Your reply should hold every entry below exactly as written and none of the pictures.

BEGIN Data for the task

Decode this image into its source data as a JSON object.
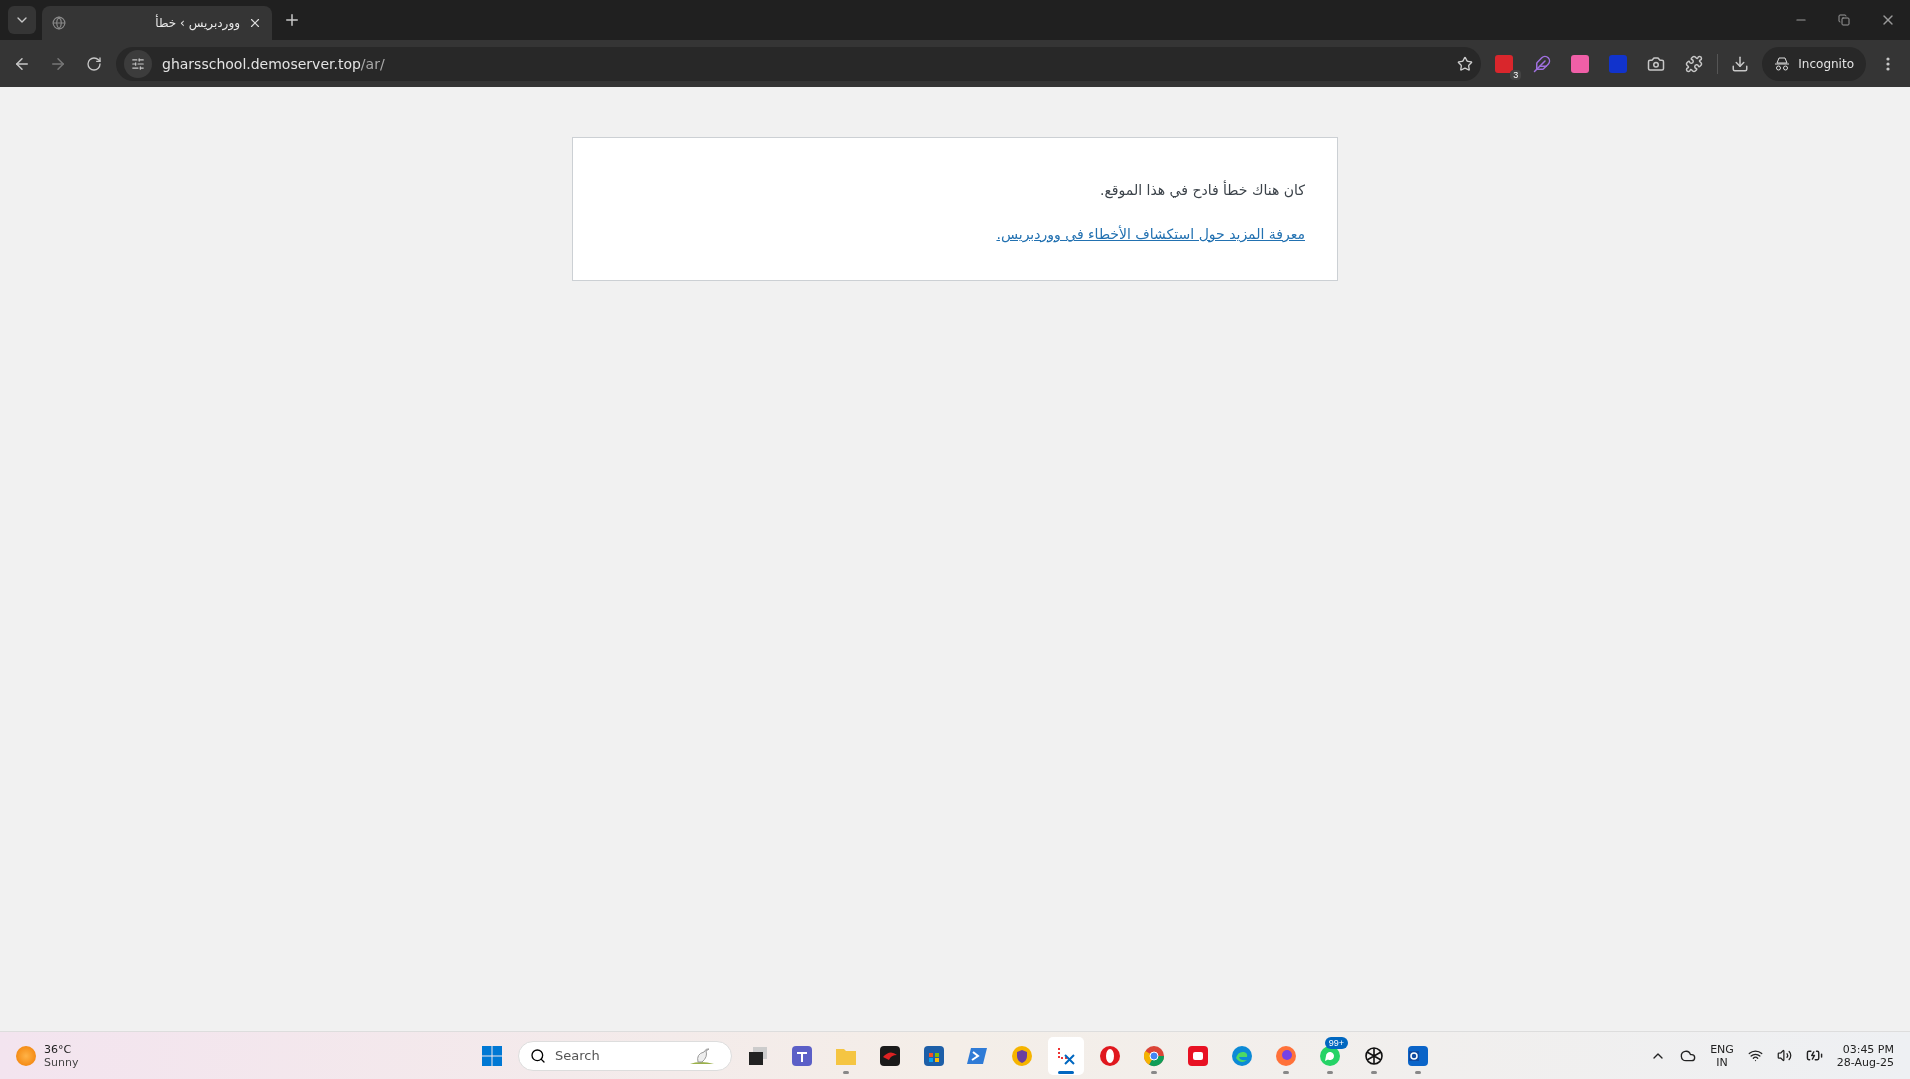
{
  "browser": {
    "tab": {
      "title": "ووردبريس › خطأ",
      "selected": true
    },
    "address": {
      "host": "gharsschool.demoserver.top",
      "path": "/ar/"
    },
    "extensions": [
      {
        "kind": "red",
        "badge": "3"
      },
      {
        "kind": "feather"
      },
      {
        "kind": "pink"
      },
      {
        "kind": "blue"
      },
      {
        "kind": "camera"
      },
      {
        "kind": "puzzle"
      }
    ],
    "profile": "Incognito"
  },
  "page": {
    "message": "كان هناك خطأ فادح في هذا الموقع.",
    "link": "معرفة المزيد حول استكشاف الأخطاء في ووردبريس."
  },
  "taskbar": {
    "weather": {
      "temperature": "36°C",
      "condition": "Sunny"
    },
    "search": {
      "placeholder": "Search"
    },
    "apps": [
      {
        "kind": "taskview",
        "running": false,
        "active": false
      },
      {
        "kind": "teams",
        "running": false,
        "active": false
      },
      {
        "kind": "files",
        "running": true,
        "active": false
      },
      {
        "kind": "dragon",
        "running": false,
        "active": false
      },
      {
        "kind": "store",
        "running": false,
        "active": false
      },
      {
        "kind": "terminal",
        "running": false,
        "active": false
      },
      {
        "kind": "shield",
        "running": false,
        "active": false
      },
      {
        "kind": "snip",
        "running": true,
        "active": true
      },
      {
        "kind": "opera",
        "running": false,
        "active": false
      },
      {
        "kind": "chrome",
        "running": true,
        "active": false
      },
      {
        "kind": "recorder",
        "running": false,
        "active": false
      },
      {
        "kind": "edge",
        "running": false,
        "active": false
      },
      {
        "kind": "firefox",
        "running": true,
        "active": false
      },
      {
        "kind": "whatsapp",
        "running": true,
        "active": false,
        "badge": "99+"
      },
      {
        "kind": "chatgpt",
        "running": true,
        "active": false
      },
      {
        "kind": "outlook",
        "running": true,
        "active": false
      }
    ],
    "language": {
      "line1": "ENG",
      "line2": "IN"
    },
    "clock": {
      "time": "03:45 PM",
      "date": "28-Aug-25"
    }
  }
}
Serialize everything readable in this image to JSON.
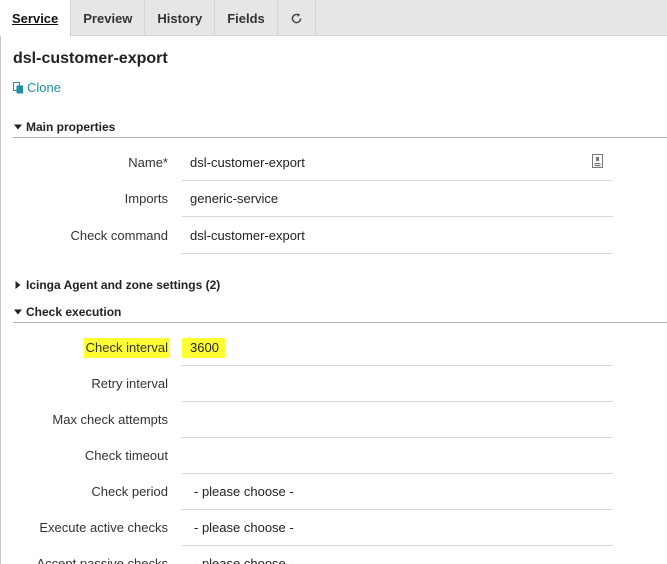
{
  "tabs": [
    {
      "label": "Service",
      "active": true
    },
    {
      "label": "Preview",
      "active": false
    },
    {
      "label": "History",
      "active": false
    },
    {
      "label": "Fields",
      "active": false
    }
  ],
  "refresh_icon": "refresh-icon",
  "title": "dsl-customer-export",
  "clone_label": "Clone",
  "sections": {
    "main": {
      "label": "Main properties",
      "expanded": true
    },
    "agent": {
      "label": "Icinga Agent and zone settings (2)",
      "expanded": false
    },
    "exec": {
      "label": "Check execution",
      "expanded": true
    }
  },
  "main_fields": {
    "name": {
      "label": "Name*",
      "value": "dsl-customer-export"
    },
    "imports": {
      "label": "Imports",
      "value": "generic-service"
    },
    "check_command": {
      "label": "Check command",
      "value": "dsl-customer-export"
    }
  },
  "exec_fields": {
    "check_interval": {
      "label": "Check interval",
      "value": "3600"
    },
    "retry_interval": {
      "label": "Retry interval",
      "value": ""
    },
    "max_check_attempts": {
      "label": "Max check attempts",
      "value": ""
    },
    "check_timeout": {
      "label": "Check timeout",
      "value": ""
    },
    "check_period": {
      "label": "Check period",
      "value": "- please choose -"
    },
    "active_checks": {
      "label": "Execute active checks",
      "value": "- please choose -"
    },
    "passive_checks": {
      "label": "Accept passive checks",
      "value": "- please choose -"
    }
  },
  "colors": {
    "highlight": "#ffff33",
    "link": "#1f8fa8",
    "tabbar": "#e6e6e6"
  }
}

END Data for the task

_Answer to the problem_:
Decode this image into its source data as a JSON object.
{
  "browser": {
    "tab": {
      "title": "ووردبريس › خطأ",
      "selected": true
    },
    "address": {
      "host": "gharsschool.demoserver.top",
      "path": "/ar/"
    },
    "extensions": [
      {
        "kind": "red",
        "badge": "3"
      },
      {
        "kind": "feather"
      },
      {
        "kind": "pink"
      },
      {
        "kind": "blue"
      },
      {
        "kind": "camera"
      },
      {
        "kind": "puzzle"
      }
    ],
    "profile": "Incognito"
  },
  "page": {
    "message": "كان هناك خطأ فادح في هذا الموقع.",
    "link": "معرفة المزيد حول استكشاف الأخطاء في ووردبريس."
  },
  "taskbar": {
    "weather": {
      "temperature": "36°C",
      "condition": "Sunny"
    },
    "search": {
      "placeholder": "Search"
    },
    "apps": [
      {
        "kind": "taskview",
        "running": false,
        "active": false
      },
      {
        "kind": "teams",
        "running": false,
        "active": false
      },
      {
        "kind": "files",
        "running": true,
        "active": false
      },
      {
        "kind": "dragon",
        "running": false,
        "active": false
      },
      {
        "kind": "store",
        "running": false,
        "active": false
      },
      {
        "kind": "terminal",
        "running": false,
        "active": false
      },
      {
        "kind": "shield",
        "running": false,
        "active": false
      },
      {
        "kind": "snip",
        "running": true,
        "active": true
      },
      {
        "kind": "opera",
        "running": false,
        "active": false
      },
      {
        "kind": "chrome",
        "running": true,
        "active": false
      },
      {
        "kind": "recorder",
        "running": false,
        "active": false
      },
      {
        "kind": "edge",
        "running": false,
        "active": false
      },
      {
        "kind": "firefox",
        "running": true,
        "active": false
      },
      {
        "kind": "whatsapp",
        "running": true,
        "active": false,
        "badge": "99+"
      },
      {
        "kind": "chatgpt",
        "running": true,
        "active": false
      },
      {
        "kind": "outlook",
        "running": true,
        "active": false
      }
    ],
    "language": {
      "line1": "ENG",
      "line2": "IN"
    },
    "clock": {
      "time": "03:45 PM",
      "date": "28-Aug-25"
    }
  }
}
Serialize everything readable in this image to JSON.
{
  "tabs": [
    {
      "label": "Service",
      "active": true
    },
    {
      "label": "Preview",
      "active": false
    },
    {
      "label": "History",
      "active": false
    },
    {
      "label": "Fields",
      "active": false
    }
  ],
  "refresh_icon": "refresh-icon",
  "title": "dsl-customer-export",
  "clone_label": "Clone",
  "sections": {
    "main": {
      "label": "Main properties",
      "expanded": true
    },
    "agent": {
      "label": "Icinga Agent and zone settings (2)",
      "expanded": false
    },
    "exec": {
      "label": "Check execution",
      "expanded": true
    }
  },
  "main_fields": {
    "name": {
      "label": "Name*",
      "value": "dsl-customer-export"
    },
    "imports": {
      "label": "Imports",
      "value": "generic-service"
    },
    "check_command": {
      "label": "Check command",
      "value": "dsl-customer-export"
    }
  },
  "exec_fields": {
    "check_interval": {
      "label": "Check interval",
      "value": "3600"
    },
    "retry_interval": {
      "label": "Retry interval",
      "value": ""
    },
    "max_check_attempts": {
      "label": "Max check attempts",
      "value": ""
    },
    "check_timeout": {
      "label": "Check timeout",
      "value": ""
    },
    "check_period": {
      "label": "Check period",
      "value": "- please choose -"
    },
    "active_checks": {
      "label": "Execute active checks",
      "value": "- please choose -"
    },
    "passive_checks": {
      "label": "Accept passive checks",
      "value": "- please choose -"
    }
  },
  "colors": {
    "highlight": "#ffff33",
    "link": "#1f8fa8",
    "tabbar": "#e6e6e6"
  }
}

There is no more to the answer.